He said: “I’m really disappointed Mary has gone it’s not what I wanted or expected.

“I have been working closely with her since I was elected and she has always been very approachable.”

Councillor Markham said she had to stand down because she would not be able to “stand up in front of the public in 12 months’ time” and “explain how we had lost £200,000.”

Hawthorn Leisure has since closed the Barn Owl, though Councillor Markham wanted her cabinet to agree a deal where the Co-op could keep the upstairs room open as a community venue.

It is still not clear why the proposed deal with the Co-op prompted such a backlash from her Conservative colleagues.

Even Councillor Hill agrees the pub in its current form was too big and not a viable business.

However, he felt he had to back the campaign in his ward because more than 550 people wrote letters of objection to the scheme and maintains his main issue with the plans was the lack of consultation carried out by Hawthorn Leisure.

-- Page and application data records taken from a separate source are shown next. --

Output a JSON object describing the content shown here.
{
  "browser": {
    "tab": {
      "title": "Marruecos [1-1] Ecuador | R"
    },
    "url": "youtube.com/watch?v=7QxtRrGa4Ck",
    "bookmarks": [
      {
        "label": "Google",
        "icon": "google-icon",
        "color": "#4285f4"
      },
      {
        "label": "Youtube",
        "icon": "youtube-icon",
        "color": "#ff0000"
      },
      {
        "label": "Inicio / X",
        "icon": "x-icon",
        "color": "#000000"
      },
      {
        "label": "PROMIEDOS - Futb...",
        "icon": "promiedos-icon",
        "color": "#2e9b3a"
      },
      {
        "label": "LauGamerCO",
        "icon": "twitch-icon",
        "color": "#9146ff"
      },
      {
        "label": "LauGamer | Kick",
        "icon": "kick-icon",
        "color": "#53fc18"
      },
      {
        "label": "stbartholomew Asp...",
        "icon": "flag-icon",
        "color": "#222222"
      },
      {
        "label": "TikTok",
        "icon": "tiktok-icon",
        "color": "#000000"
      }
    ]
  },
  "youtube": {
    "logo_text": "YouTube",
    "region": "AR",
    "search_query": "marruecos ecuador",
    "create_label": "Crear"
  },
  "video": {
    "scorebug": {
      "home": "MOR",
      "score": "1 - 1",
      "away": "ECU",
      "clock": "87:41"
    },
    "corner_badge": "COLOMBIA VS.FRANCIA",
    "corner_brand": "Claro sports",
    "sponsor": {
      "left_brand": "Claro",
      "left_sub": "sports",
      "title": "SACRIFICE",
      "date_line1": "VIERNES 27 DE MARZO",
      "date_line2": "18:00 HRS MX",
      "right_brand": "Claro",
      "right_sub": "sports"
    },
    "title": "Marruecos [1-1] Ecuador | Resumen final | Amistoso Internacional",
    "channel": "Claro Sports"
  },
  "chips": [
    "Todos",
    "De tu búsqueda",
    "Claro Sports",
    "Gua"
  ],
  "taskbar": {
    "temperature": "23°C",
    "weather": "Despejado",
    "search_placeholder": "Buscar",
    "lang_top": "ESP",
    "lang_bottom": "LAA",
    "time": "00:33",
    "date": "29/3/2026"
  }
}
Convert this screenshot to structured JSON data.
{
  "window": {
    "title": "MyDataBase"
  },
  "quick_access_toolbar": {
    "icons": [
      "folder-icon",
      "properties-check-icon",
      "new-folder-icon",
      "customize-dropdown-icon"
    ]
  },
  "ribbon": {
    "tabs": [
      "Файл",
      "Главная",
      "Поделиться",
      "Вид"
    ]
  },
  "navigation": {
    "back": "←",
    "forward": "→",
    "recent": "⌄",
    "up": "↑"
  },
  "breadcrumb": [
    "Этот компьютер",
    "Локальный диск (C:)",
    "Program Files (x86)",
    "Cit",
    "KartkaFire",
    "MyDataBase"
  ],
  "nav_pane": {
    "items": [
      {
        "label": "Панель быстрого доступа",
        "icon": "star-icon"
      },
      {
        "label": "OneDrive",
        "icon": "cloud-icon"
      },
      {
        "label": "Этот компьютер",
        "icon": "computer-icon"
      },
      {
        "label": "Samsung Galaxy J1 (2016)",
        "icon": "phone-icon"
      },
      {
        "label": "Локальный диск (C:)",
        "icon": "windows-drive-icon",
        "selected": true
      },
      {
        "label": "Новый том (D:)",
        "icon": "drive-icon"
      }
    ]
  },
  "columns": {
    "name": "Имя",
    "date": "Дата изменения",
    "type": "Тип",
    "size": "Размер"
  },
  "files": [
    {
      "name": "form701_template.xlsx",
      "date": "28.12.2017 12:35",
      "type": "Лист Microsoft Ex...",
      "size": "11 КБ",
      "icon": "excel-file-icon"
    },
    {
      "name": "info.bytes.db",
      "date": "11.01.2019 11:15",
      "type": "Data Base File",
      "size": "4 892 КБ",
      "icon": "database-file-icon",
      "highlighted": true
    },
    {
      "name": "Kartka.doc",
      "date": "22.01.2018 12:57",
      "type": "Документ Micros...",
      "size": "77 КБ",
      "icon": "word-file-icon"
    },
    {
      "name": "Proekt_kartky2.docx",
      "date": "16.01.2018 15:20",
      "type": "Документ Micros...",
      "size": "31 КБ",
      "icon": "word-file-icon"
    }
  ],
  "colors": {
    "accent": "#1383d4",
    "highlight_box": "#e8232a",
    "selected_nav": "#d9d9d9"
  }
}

He felt a new store on Olden Road, Rectory Farm, would put paid to a nearby Costcutter which has been in the area for 25 years.

“They just weren’t entertaining the community’s ideas,” he said. “Maybe that situation is going to be different now.”

A decision on who will take over as leader of Northampton Borough Council will be taken in the coming days.

The authority is currently in the hands of deputy leader, Councillor Jonanthan Nunn, (Con, Nene Valley) who will chair the cabinet meeting on Wednesday.